Problem ::
Each line of the data that includes the string "Team" is to be copied out.

[Records contained in a dataset]
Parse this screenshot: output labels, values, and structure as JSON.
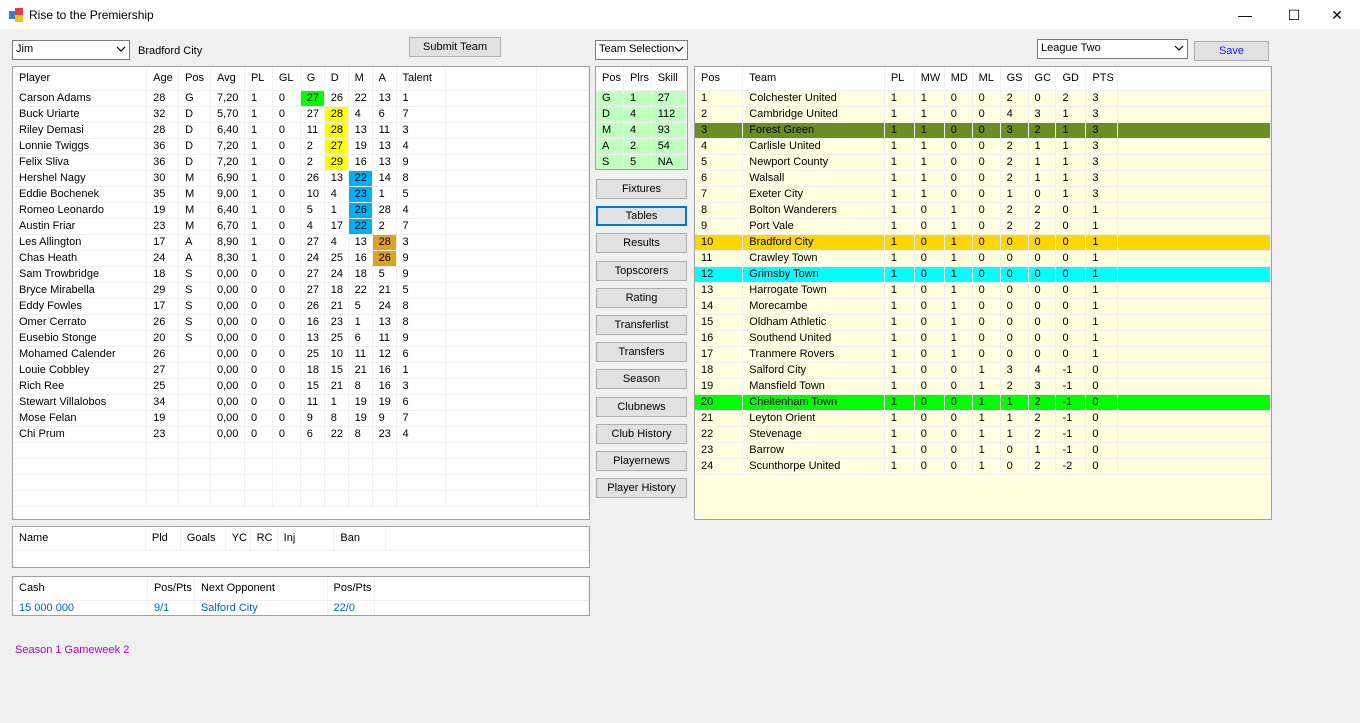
{
  "window": {
    "title": "Rise to the Premiership",
    "minimize": "—",
    "maximize": "☐",
    "close": "✕"
  },
  "manager": {
    "value": "Jim",
    "club": "Bradford City"
  },
  "submit_label": "Submit Team",
  "view_select": "Team Selection",
  "league_select": "League Two",
  "save_label": "Save",
  "players": {
    "headers": [
      "Player",
      "Age",
      "Pos",
      "Avg",
      "PL",
      "GL",
      "G",
      "D",
      "M",
      "A",
      "Talent"
    ],
    "rows": [
      [
        "Carson Adams",
        "28",
        "G",
        "7,20",
        "1",
        "0",
        "27",
        "26",
        "22",
        "13",
        "1"
      ],
      [
        "Buck Uriarte",
        "32",
        "D",
        "5,70",
        "1",
        "0",
        "27",
        "28",
        "4",
        "6",
        "7"
      ],
      [
        "Riley Demasi",
        "28",
        "D",
        "6,40",
        "1",
        "0",
        "11",
        "28",
        "13",
        "11",
        "3"
      ],
      [
        "Lonnie Twiggs",
        "36",
        "D",
        "7,20",
        "1",
        "0",
        "2",
        "27",
        "19",
        "13",
        "4"
      ],
      [
        "Felix Sliva",
        "36",
        "D",
        "7,20",
        "1",
        "0",
        "2",
        "29",
        "16",
        "13",
        "9"
      ],
      [
        "Hershel Nagy",
        "30",
        "M",
        "6,90",
        "1",
        "0",
        "26",
        "13",
        "22",
        "14",
        "8"
      ],
      [
        "Eddie Bochenek",
        "35",
        "M",
        "9,00",
        "1",
        "0",
        "10",
        "4",
        "23",
        "1",
        "5"
      ],
      [
        "Romeo Leonardo",
        "19",
        "M",
        "6,40",
        "1",
        "0",
        "5",
        "1",
        "26",
        "28",
        "4"
      ],
      [
        "Austin Friar",
        "23",
        "M",
        "6,70",
        "1",
        "0",
        "4",
        "17",
        "22",
        "2",
        "7"
      ],
      [
        "Les Allington",
        "17",
        "A",
        "8,90",
        "1",
        "0",
        "27",
        "4",
        "13",
        "28",
        "3"
      ],
      [
        "Chas Heath",
        "24",
        "A",
        "8,30",
        "1",
        "0",
        "24",
        "25",
        "16",
        "26",
        "9"
      ],
      [
        "Sam Trowbridge",
        "18",
        "S",
        "0,00",
        "0",
        "0",
        "27",
        "24",
        "18",
        "5",
        "9"
      ],
      [
        "Bryce Mirabella",
        "29",
        "S",
        "0,00",
        "0",
        "0",
        "27",
        "18",
        "22",
        "21",
        "5"
      ],
      [
        "Eddy Fowles",
        "17",
        "S",
        "0,00",
        "0",
        "0",
        "26",
        "21",
        "5",
        "24",
        "8"
      ],
      [
        "Omer Cerrato",
        "26",
        "S",
        "0,00",
        "0",
        "0",
        "16",
        "23",
        "1",
        "13",
        "8"
      ],
      [
        "Eusebio Stonge",
        "20",
        "S",
        "0,00",
        "0",
        "0",
        "13",
        "25",
        "6",
        "11",
        "9"
      ],
      [
        "Mohamed Calender",
        "26",
        "",
        "0,00",
        "0",
        "0",
        "25",
        "10",
        "11",
        "12",
        "6"
      ],
      [
        "Louie Cobbley",
        "27",
        "",
        "0,00",
        "0",
        "0",
        "18",
        "15",
        "21",
        "16",
        "1"
      ],
      [
        "Rich Ree",
        "25",
        "",
        "0,00",
        "0",
        "0",
        "15",
        "21",
        "8",
        "16",
        "3"
      ],
      [
        "Stewart Villalobos",
        "34",
        "",
        "0,00",
        "0",
        "0",
        "11",
        "1",
        "19",
        "19",
        "6"
      ],
      [
        "Mose Felan",
        "19",
        "",
        "0,00",
        "0",
        "0",
        "9",
        "8",
        "19",
        "9",
        "7"
      ],
      [
        "Chi Prum",
        "23",
        "",
        "0,00",
        "0",
        "0",
        "6",
        "22",
        "8",
        "23",
        "4"
      ]
    ]
  },
  "formation": {
    "headers": [
      "Pos",
      "Plrs",
      "Skill"
    ],
    "rows": [
      [
        "G",
        "1",
        "27"
      ],
      [
        "D",
        "4",
        "112"
      ],
      [
        "M",
        "4",
        "93"
      ],
      [
        "A",
        "2",
        "54"
      ],
      [
        "S",
        "5",
        "NA"
      ]
    ]
  },
  "menu": [
    "Fixtures",
    "Tables",
    "Results",
    "Topscorers",
    "Rating",
    "Transferlist",
    "Transfers",
    "Season",
    "Clubnews",
    "Club History",
    "Playernews",
    "Player History"
  ],
  "table": {
    "headers": [
      "Pos",
      "Team",
      "PL",
      "MW",
      "MD",
      "ML",
      "GS",
      "GC",
      "GD",
      "PTS"
    ],
    "rows": [
      [
        "1",
        "Colchester United",
        "1",
        "1",
        "0",
        "0",
        "2",
        "0",
        "2",
        "3"
      ],
      [
        "2",
        "Cambridge United",
        "1",
        "1",
        "0",
        "0",
        "4",
        "3",
        "1",
        "3"
      ],
      [
        "3",
        "Forest Green",
        "1",
        "1",
        "0",
        "0",
        "3",
        "2",
        "1",
        "3"
      ],
      [
        "4",
        "Carlisle United",
        "1",
        "1",
        "0",
        "0",
        "2",
        "1",
        "1",
        "3"
      ],
      [
        "5",
        "Newport County",
        "1",
        "1",
        "0",
        "0",
        "2",
        "1",
        "1",
        "3"
      ],
      [
        "6",
        "Walsall",
        "1",
        "1",
        "0",
        "0",
        "2",
        "1",
        "1",
        "3"
      ],
      [
        "7",
        "Exeter City",
        "1",
        "1",
        "0",
        "0",
        "1",
        "0",
        "1",
        "3"
      ],
      [
        "8",
        "Bolton Wanderers",
        "1",
        "0",
        "1",
        "0",
        "2",
        "2",
        "0",
        "1"
      ],
      [
        "9",
        "Port Vale",
        "1",
        "0",
        "1",
        "0",
        "2",
        "2",
        "0",
        "1"
      ],
      [
        "10",
        "Bradford City",
        "1",
        "0",
        "1",
        "0",
        "0",
        "0",
        "0",
        "1"
      ],
      [
        "11",
        "Crawley Town",
        "1",
        "0",
        "1",
        "0",
        "0",
        "0",
        "0",
        "1"
      ],
      [
        "12",
        "Grimsby Town",
        "1",
        "0",
        "1",
        "0",
        "0",
        "0",
        "0",
        "1"
      ],
      [
        "13",
        "Harrogate Town",
        "1",
        "0",
        "1",
        "0",
        "0",
        "0",
        "0",
        "1"
      ],
      [
        "14",
        "Morecambe",
        "1",
        "0",
        "1",
        "0",
        "0",
        "0",
        "0",
        "1"
      ],
      [
        "15",
        "Oldham Athletic",
        "1",
        "0",
        "1",
        "0",
        "0",
        "0",
        "0",
        "1"
      ],
      [
        "16",
        "Southend United",
        "1",
        "0",
        "1",
        "0",
        "0",
        "0",
        "0",
        "1"
      ],
      [
        "17",
        "Tranmere Rovers",
        "1",
        "0",
        "1",
        "0",
        "0",
        "0",
        "0",
        "1"
      ],
      [
        "18",
        "Salford City",
        "1",
        "0",
        "0",
        "1",
        "3",
        "4",
        "-1",
        "0"
      ],
      [
        "19",
        "Mansfield Town",
        "1",
        "0",
        "0",
        "1",
        "2",
        "3",
        "-1",
        "0"
      ],
      [
        "20",
        "Cheltenham Town",
        "1",
        "0",
        "0",
        "1",
        "1",
        "2",
        "-1",
        "0"
      ],
      [
        "21",
        "Leyton Orient",
        "1",
        "0",
        "0",
        "1",
        "1",
        "2",
        "-1",
        "0"
      ],
      [
        "22",
        "Stevenage",
        "1",
        "0",
        "0",
        "1",
        "1",
        "2",
        "-1",
        "0"
      ],
      [
        "23",
        "Barrow",
        "1",
        "0",
        "0",
        "1",
        "0",
        "1",
        "-1",
        "0"
      ],
      [
        "24",
        "Scunthorpe United",
        "1",
        "0",
        "0",
        "1",
        "0",
        "2",
        "-2",
        "0"
      ]
    ]
  },
  "player_detail": {
    "headers": [
      "Name",
      "Pld",
      "Goals",
      "YC",
      "RC",
      "Inj",
      "Ban"
    ]
  },
  "finance": {
    "headers": [
      "Cash",
      "Pos/Pts",
      "Next Opponent",
      "Pos/Pts"
    ],
    "values": [
      "15 000 000",
      "9/1",
      "Salford City",
      "22/0"
    ]
  },
  "status": "Season 1 Gameweek 2"
}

Response ::
  "submit_label": "Submit Team",
  "view_select": "Team Selection",
      "Team",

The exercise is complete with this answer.